Editors want to update the look and feel of Reader's Digest as well as some of the language. The redesign is an attempt to dispel the idea that the magazine is dated.
Reader's Digest, Pleasantville, NY, is published by the Reader's Digest Association. The magazine appears in 50 editions and 21 languages each month. Sister publications include Every Day with Rachael Ray and Taste of Home.
Rate-base reductions at Reader's Digest have been steady since 1999 when the magazine's circulation was at a high point of 15 million. Other magazines have undergone similar changes, including Time and TV Guide, which have cut rate bases in recent years in hopes of attaining higher-quality circulation.
Lower circulation numbers will free up funds for RDA's new digital initiative, for which the company will cut direct mail efforts and boost spending online. Digital acquisitions may target a new audience for the title's health content.
Greater online offerings are expected to help Reader's Digest woo coveted younger readers. The most recent Spring MRI places median adult reader age at 51.7.
Future plans for the Reader's Digest Association include the 2008 launch of a China edition of Reader's Digest.

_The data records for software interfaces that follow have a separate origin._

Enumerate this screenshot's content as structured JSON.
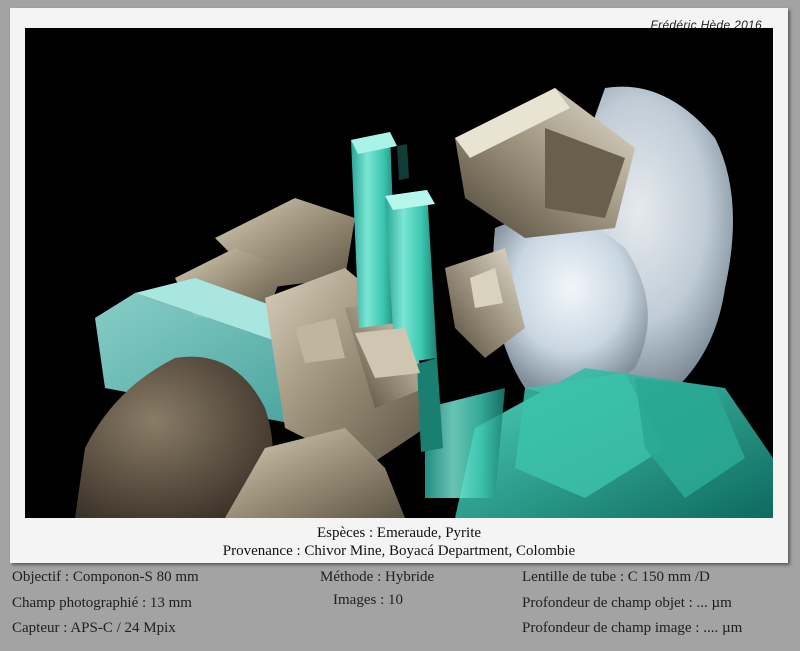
{
  "credit": "Frédéric Hède 2016",
  "photo_subject": "emerald-and-pyrite-specimen",
  "caption": {
    "species": "Espèces : Emeraude, Pyrite",
    "locality": "Provenance : Chivor Mine, Boyacá Department, Colombie"
  },
  "meta": {
    "objective": "Objectif : Componon-S 80 mm",
    "field": "Champ photographié : 13 mm",
    "sensor": "Capteur : APS-C / 24 Mpix",
    "method": "Méthode : Hybride",
    "images": "Images : 10",
    "tube_lens": "Lentille de tube : C 150 mm /D",
    "depth_object": "Profondeur de champ objet : ... µm",
    "depth_image": "Profondeur de champ image : .... µm"
  },
  "colors": {
    "background": "#a3a3a3",
    "frame": "#f4f4f4",
    "photo_bg": "#000000",
    "emerald": "#3fc9b0",
    "pyrite": "#a89c86",
    "calcite": "#d8e6ee"
  }
}
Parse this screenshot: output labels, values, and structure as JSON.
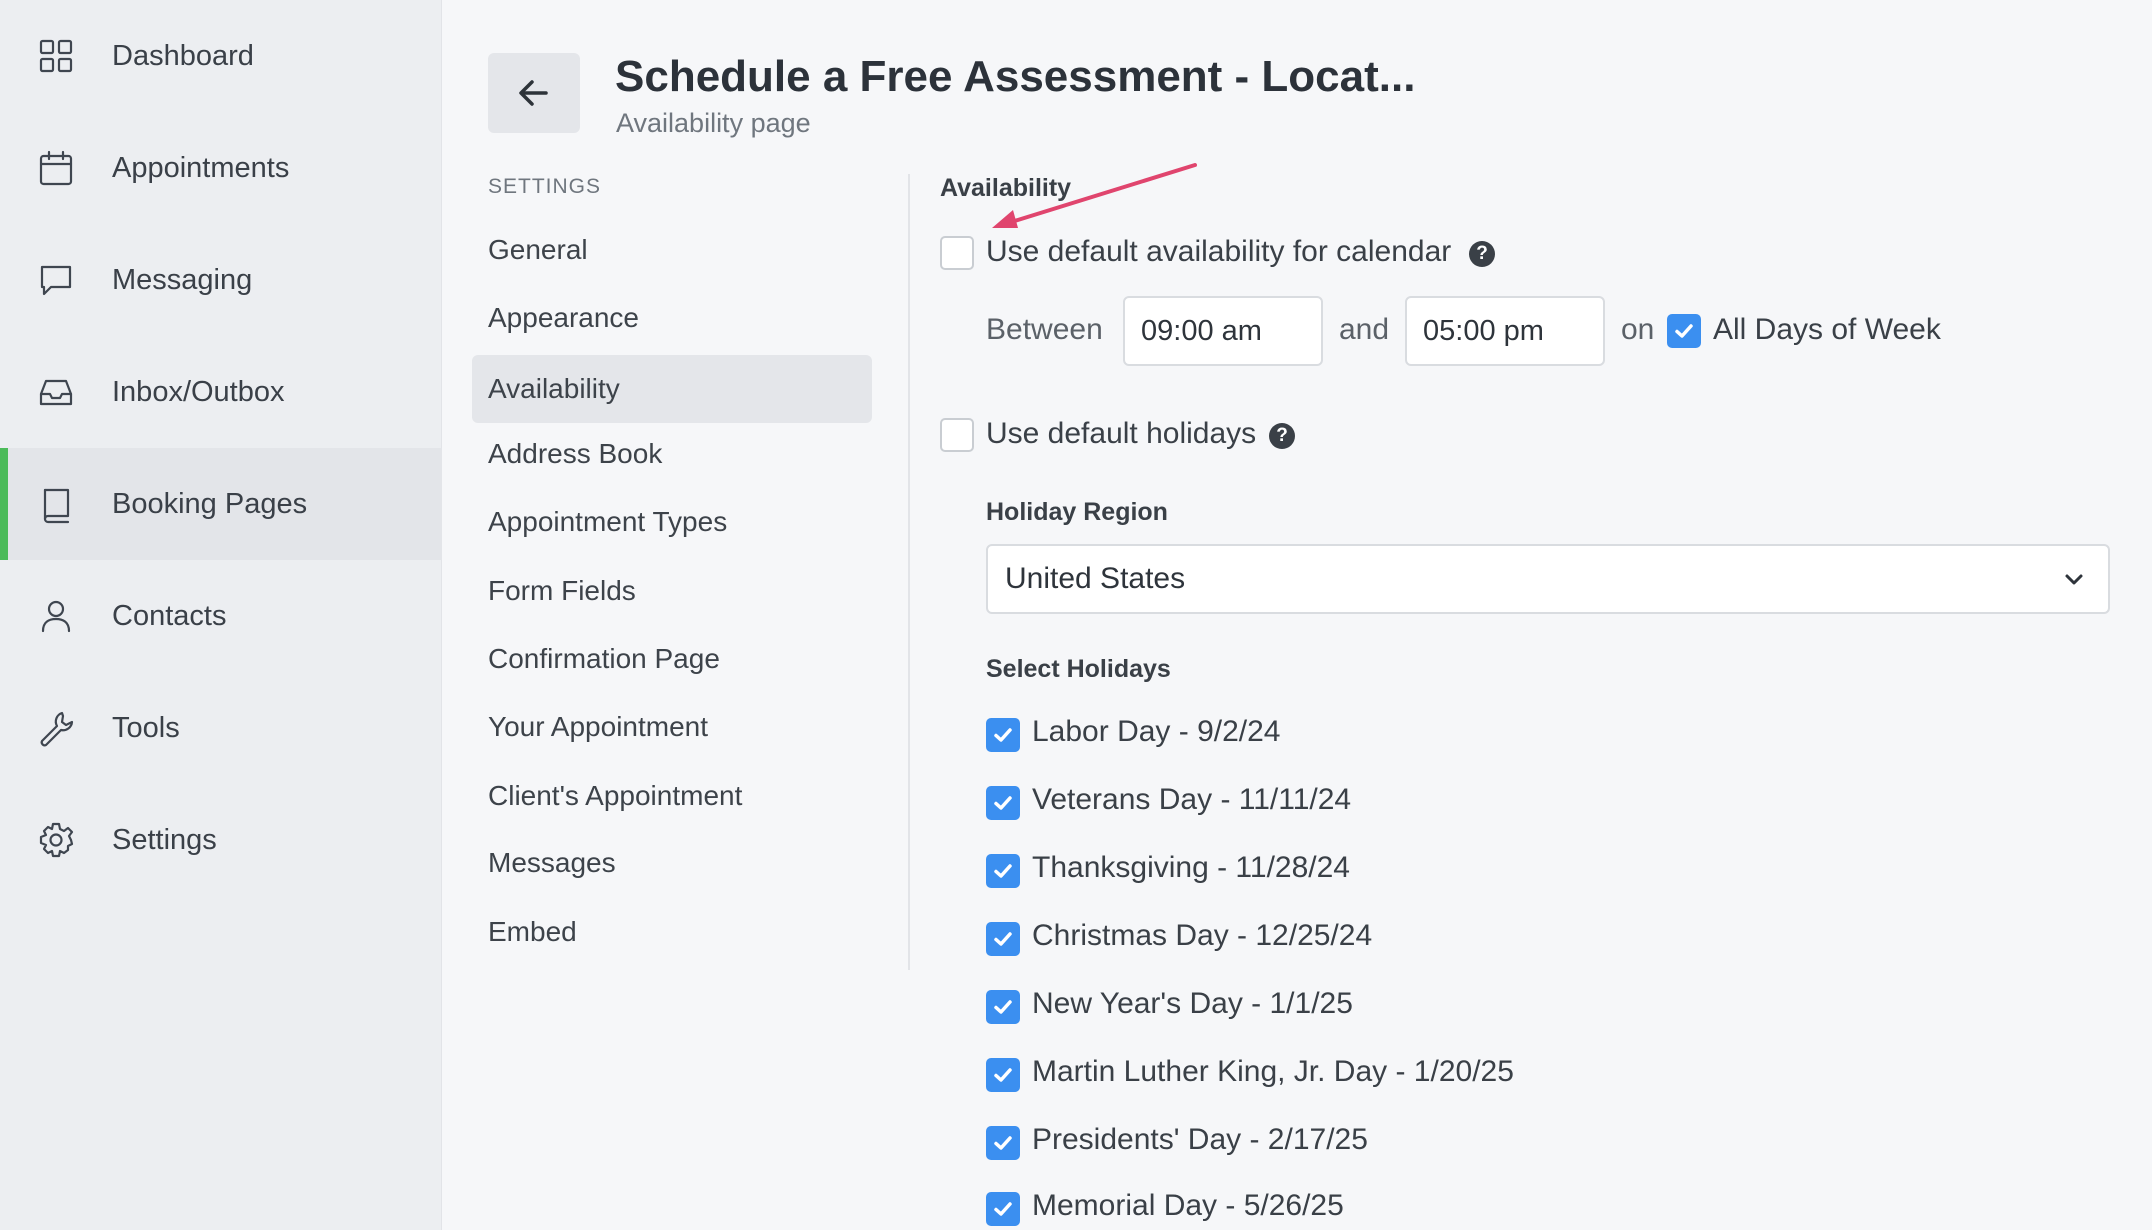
{
  "sidebar": {
    "items": [
      {
        "label": "Dashboard"
      },
      {
        "label": "Appointments"
      },
      {
        "label": "Messaging"
      },
      {
        "label": "Inbox/Outbox"
      },
      {
        "label": "Booking Pages"
      },
      {
        "label": "Contacts"
      },
      {
        "label": "Tools"
      },
      {
        "label": "Settings"
      }
    ],
    "active": "Booking Pages"
  },
  "header": {
    "title": "Schedule a Free Assessment - Locat...",
    "subtitle": "Availability page"
  },
  "settings_nav": {
    "heading": "SETTINGS",
    "items": [
      {
        "label": "General"
      },
      {
        "label": "Appearance"
      },
      {
        "label": "Availability"
      },
      {
        "label": "Address Book"
      },
      {
        "label": "Appointment Types"
      },
      {
        "label": "Form Fields"
      },
      {
        "label": "Confirmation Page"
      },
      {
        "label": "Your Appointment"
      },
      {
        "label": "Client's Appointment"
      },
      {
        "label": "Messages"
      },
      {
        "label": "Embed"
      }
    ],
    "active": "Availability"
  },
  "availability": {
    "section_title": "Availability",
    "default_availability_label": "Use default availability for calendar",
    "default_availability_checked": false,
    "between_label": "Between",
    "start_time": "09:00 am",
    "and_label": "and",
    "end_time": "05:00 pm",
    "on_label": "on",
    "all_days_label": "All Days of Week",
    "all_days_checked": true,
    "default_holidays_label": "Use default holidays",
    "default_holidays_checked": false,
    "holiday_region_label": "Holiday Region",
    "holiday_region_value": "United States",
    "select_holidays_label": "Select Holidays",
    "holidays": [
      {
        "label": "Labor Day - 9/2/24",
        "checked": true
      },
      {
        "label": "Veterans Day - 11/11/24",
        "checked": true
      },
      {
        "label": "Thanksgiving - 11/28/24",
        "checked": true
      },
      {
        "label": "Christmas Day - 12/25/24",
        "checked": true
      },
      {
        "label": "New Year's Day - 1/1/25",
        "checked": true
      },
      {
        "label": "Martin Luther King, Jr. Day - 1/20/25",
        "checked": true
      },
      {
        "label": "Presidents' Day - 2/17/25",
        "checked": true
      },
      {
        "label": "Memorial Day - 5/26/25",
        "checked": true
      }
    ]
  },
  "colors": {
    "accent": "#3b8ff0",
    "active_indicator": "#4cbb5a",
    "annotation_arrow": "#e0456e"
  }
}
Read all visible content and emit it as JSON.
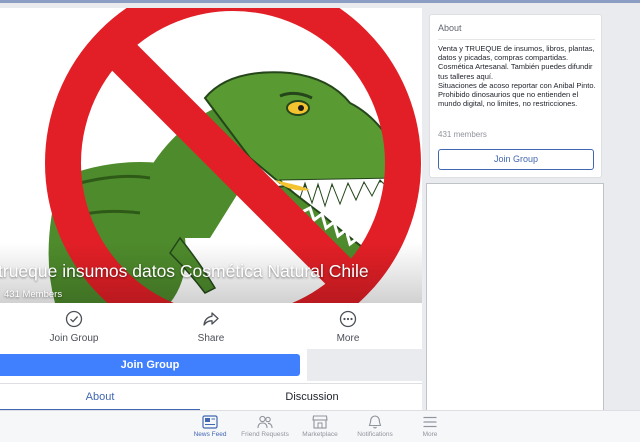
{
  "group": {
    "name": "trueque insumos datos Cosmética Natural Chile",
    "members": "431 Members"
  },
  "actions": [
    {
      "label": "Join Group",
      "icon": "check-circle-icon"
    },
    {
      "label": "Share",
      "icon": "share-arrow-icon"
    },
    {
      "label": "More",
      "icon": "more-dots-icon"
    }
  ],
  "join_button": "Join Group",
  "tabs": [
    {
      "label": "About",
      "active": true
    },
    {
      "label": "Discussion",
      "active": false
    }
  ],
  "about": {
    "title": "About",
    "description": "Venta y TRUEQUE de insumos, libros, plantas, datos y picadas, compras compartidas.\nCosmética Artesanal. También puedes difundir tus talleres aquí.\nSituaciones de acoso reportar con Anibal Pinto.\nProhibido dinosaurios que no entienden el mundo digital, no limites, no restricciones.",
    "members": "431 members",
    "join_label": "Join Group"
  },
  "bottom_nav": [
    {
      "label": "News Feed",
      "icon": "news-feed-icon",
      "active": true
    },
    {
      "label": "Friend Requests",
      "icon": "friends-icon",
      "active": false
    },
    {
      "label": "Marketplace",
      "icon": "marketplace-icon",
      "active": false
    },
    {
      "label": "Notifications",
      "icon": "bell-icon",
      "active": false
    },
    {
      "label": "More",
      "icon": "menu-icon",
      "active": false
    }
  ],
  "colors": {
    "accent": "#4267b2",
    "button": "#4080ff",
    "prohibition_red": "#e21f26",
    "dino_green": "#4e8b2c"
  }
}
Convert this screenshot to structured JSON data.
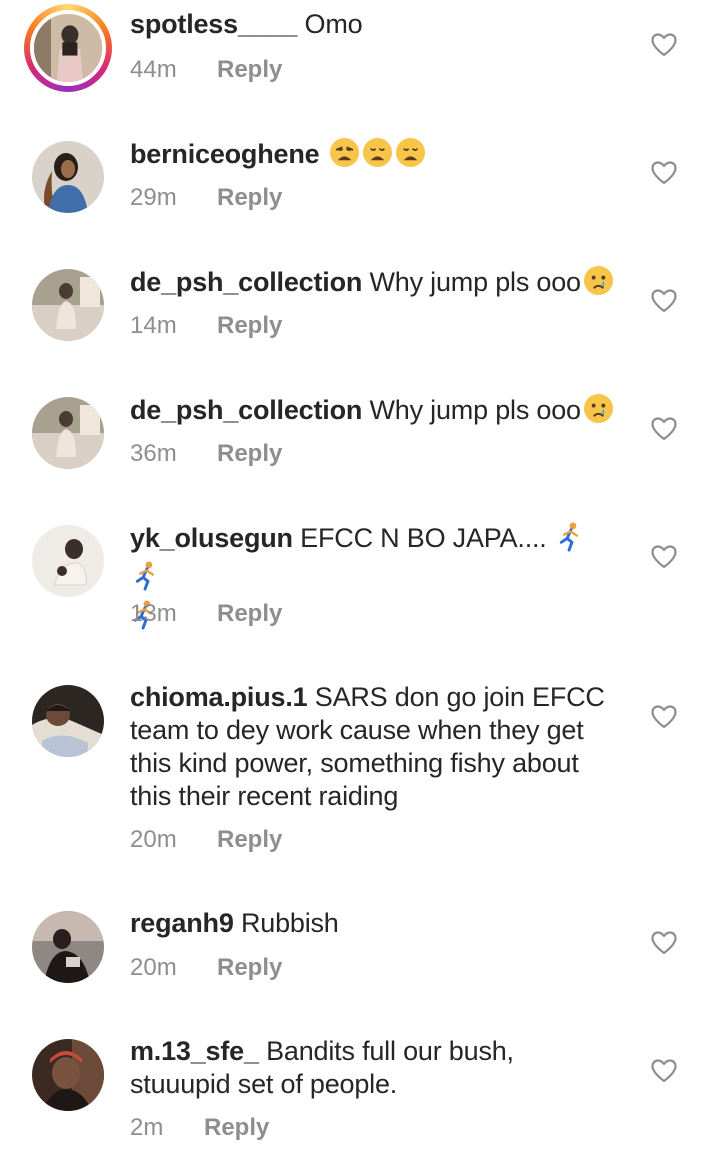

"Our main challenge will be keeping our core readers happy while opening the doors to invite new readers in," Dillon said. "When you have a magazine as large and with as dedicated a reader as this one, you want to take careful steps to make sure you're doing it exactly right, and that's what we're doing."